Over the last few weeks I’ve been attending a training programme for some voluntary work I’ll be doing from May. It’s a pretty intensive course:
6 (full days) of classroom based learning, delivered every 2nd Saturday
A chunk of pre-reading for each of the sessions
A homework book to complete after each training day, which will be assessed.
1 evening session every 4-weeks
3 observations (which take approx 4 hours each)
And all of this is on top of other day-to-day commitments. For no remuneration at all.
The point of me sharing this is not because I want to polish my halo. It’s my choice to do the course and ultimately take up the role (assuming I pass my training successfully!).
The reason I’m sharing this is because I’m not the only one on the course. There are 14 others. Each and every one similar to me – they have families, work, other day-to-day commitments. And yet, they show up every second Saturday. Enthusiastic, engaged…. prepared! They are attentive, ask good questions and participate fully in all of the exercises (yes, even the role plays!).
How amazing would it be if every group of learners you facilitated were like this? Can you imagine how much easier your job would be? How much more successful the learning transfer would be?
So I got to thinking – why do these people do it? why do I do it? It’s not for any monetary reward. Sure, we all get to claim expenses (interestingly, more than 50% of the class haven’t claimed anything yet and we’ve only two days of training left), but there will be no handsome pay cheque at the end of the course. No huge pay rise or bonus for implementing the knowledge. Far from it. In fact, once we’ve passed the course, we are required to give up between 2 and 4 afternoons per month to sit on panels and make some very difficult decisions. And that’s not including the time we need to invest in reading all the reports in the run up to the panels to ensure we are fully prepared.
Ultimately, people do it because they want to. Like me, they have chosen to put themselves forward for this role and therefore all the training that goes with it. Maybe they want to give something back to their community. Maybe they feel they can make a difference. Maybe they have a passion for the subject. Whatever the underlying reason, the one thing everyone has in common is that they have made the choice to be there and they see why the training is important.

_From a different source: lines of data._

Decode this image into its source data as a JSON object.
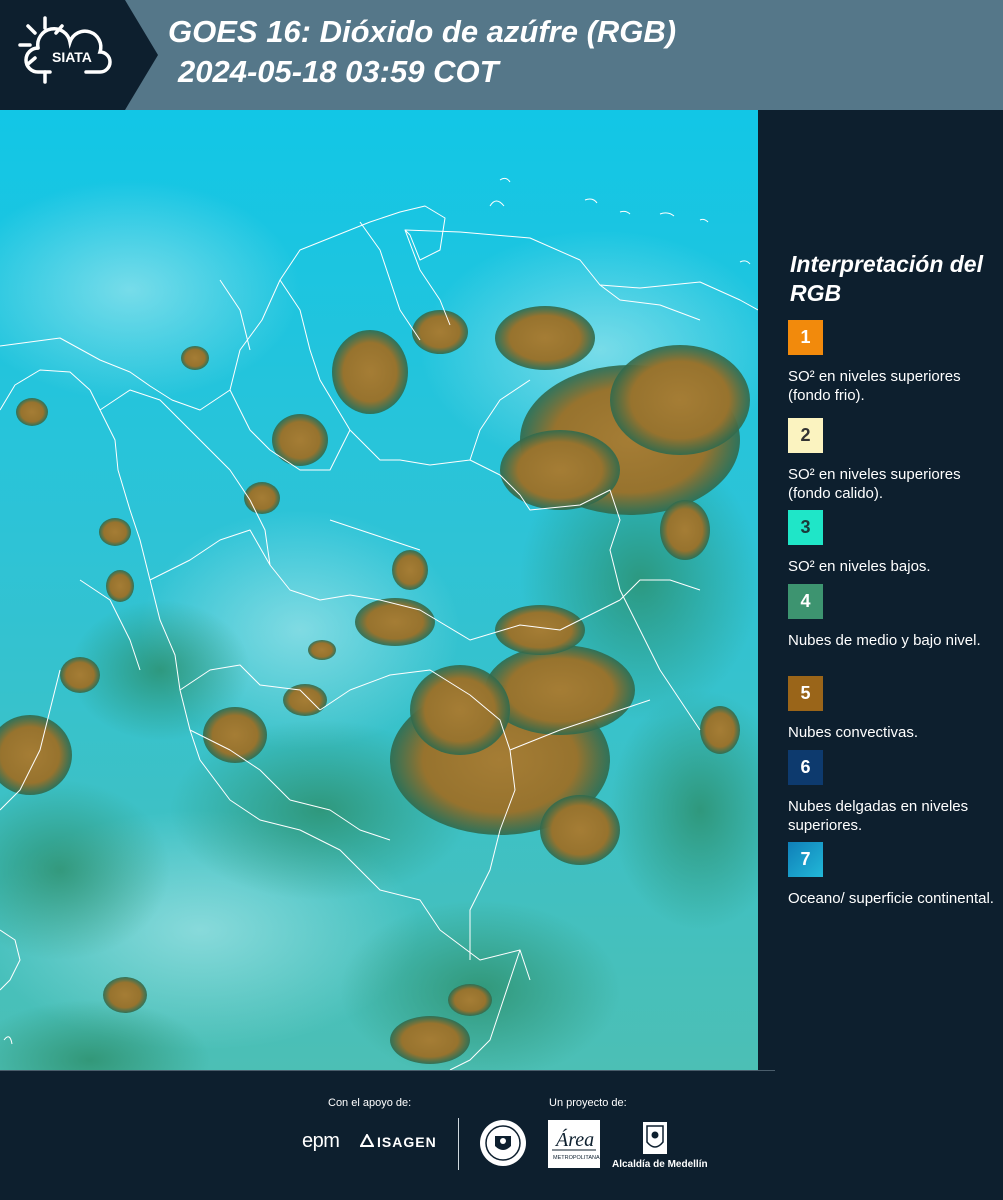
{
  "header": {
    "logo_text": "SIATA",
    "title_line1": "GOES 16: Dióxido de azúfre (RGB)",
    "title_line2": "2024-05-18 03:59 COT",
    "background_color": "#557789"
  },
  "legend": {
    "title": "Interpretación del RGB",
    "items": [
      {
        "number": "1",
        "label": "SO² en niveles superiores (fondo frio).",
        "color": "#f28a0c",
        "text_color": "#ffffff"
      },
      {
        "number": "2",
        "label": "SO² en niveles superiores (fondo calido).",
        "color": "#fbf3c0",
        "text_color": "#333333"
      },
      {
        "number": "3",
        "label": "SO² en niveles bajos.",
        "color": "#1fe6c8",
        "text_color": "#1a3a3a"
      },
      {
        "number": "4",
        "label": "Nubes de medio y bajo nivel.",
        "color": "#3d9470",
        "text_color": "#ffffff"
      },
      {
        "number": "5",
        "label": "Nubes convectivas.",
        "color": "#9a6519",
        "text_color": "#ffffff"
      },
      {
        "number": "6",
        "label": "Nubes delgadas en niveles superiores.",
        "color": "#0d3a6e",
        "text_color": "#ffffff"
      },
      {
        "number": "7",
        "label": "Oceano/ superficie continental.",
        "color": "#1aa3cf",
        "text_color": "#ffffff"
      }
    ]
  },
  "map": {
    "ocean_color": "#27c6d8",
    "land_color": "#2fb5b0",
    "convective_color": "#a27a33",
    "border_color": "#ffffff"
  },
  "footer": {
    "support_label": "Con el apoyo de:",
    "project_label": "Un proyecto de:",
    "logo_epm": "epm",
    "logo_isagen": "ISAGEN",
    "logo_area": "Área",
    "logo_area_sub": "METROPOLITANA",
    "logo_alcaldia": "Alcaldía de Medellín"
  }
}
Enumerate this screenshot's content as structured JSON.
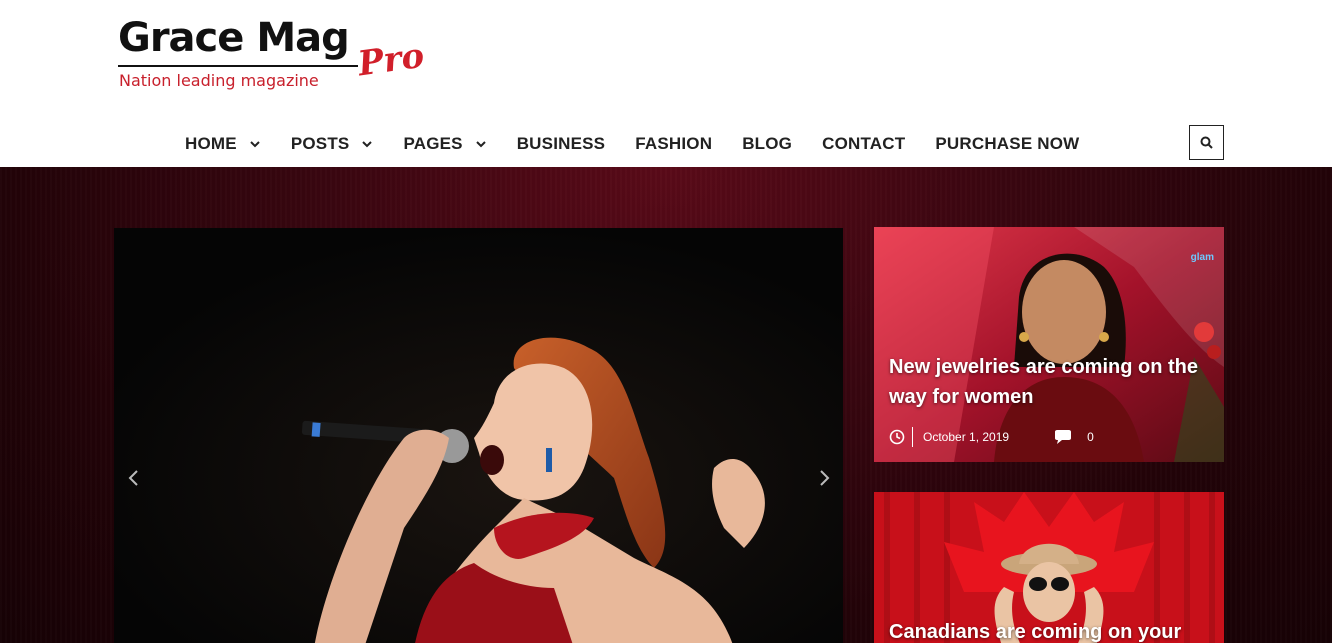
{
  "logo": {
    "title": "Grace Mag",
    "suffix": "Pro",
    "tagline": "Nation leading magazine"
  },
  "nav": {
    "items": [
      {
        "label": "HOME",
        "dropdown": true
      },
      {
        "label": "POSTS",
        "dropdown": true
      },
      {
        "label": "PAGES",
        "dropdown": true
      },
      {
        "label": "BUSINESS",
        "dropdown": false
      },
      {
        "label": "FASHION",
        "dropdown": false
      },
      {
        "label": "BLOG",
        "dropdown": false
      },
      {
        "label": "CONTACT",
        "dropdown": false
      },
      {
        "label": "PURCHASE NOW",
        "dropdown": false
      }
    ],
    "search_icon": "search-icon"
  },
  "slider": {
    "prev_icon": "chevron-left-icon",
    "next_icon": "chevron-right-icon"
  },
  "side_posts": [
    {
      "title": "New jewelries are coming on the way for women",
      "date": "October 1, 2019",
      "comments": "0",
      "clock_icon": "clock-icon",
      "comment_icon": "comment-icon"
    },
    {
      "title": "Canadians are coming on your"
    }
  ],
  "colors": {
    "brand_red": "#d11f2a",
    "hero_bg": "#3a0610",
    "nav_text": "#222222"
  }
}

This is some great learning for us back in the workplace. If we want our delegates to be engaged and to really learn from our sessions we need them to make the choice to be there and to see the value in the learning.
How do you currently achieve this? We’d love to hear your strategies.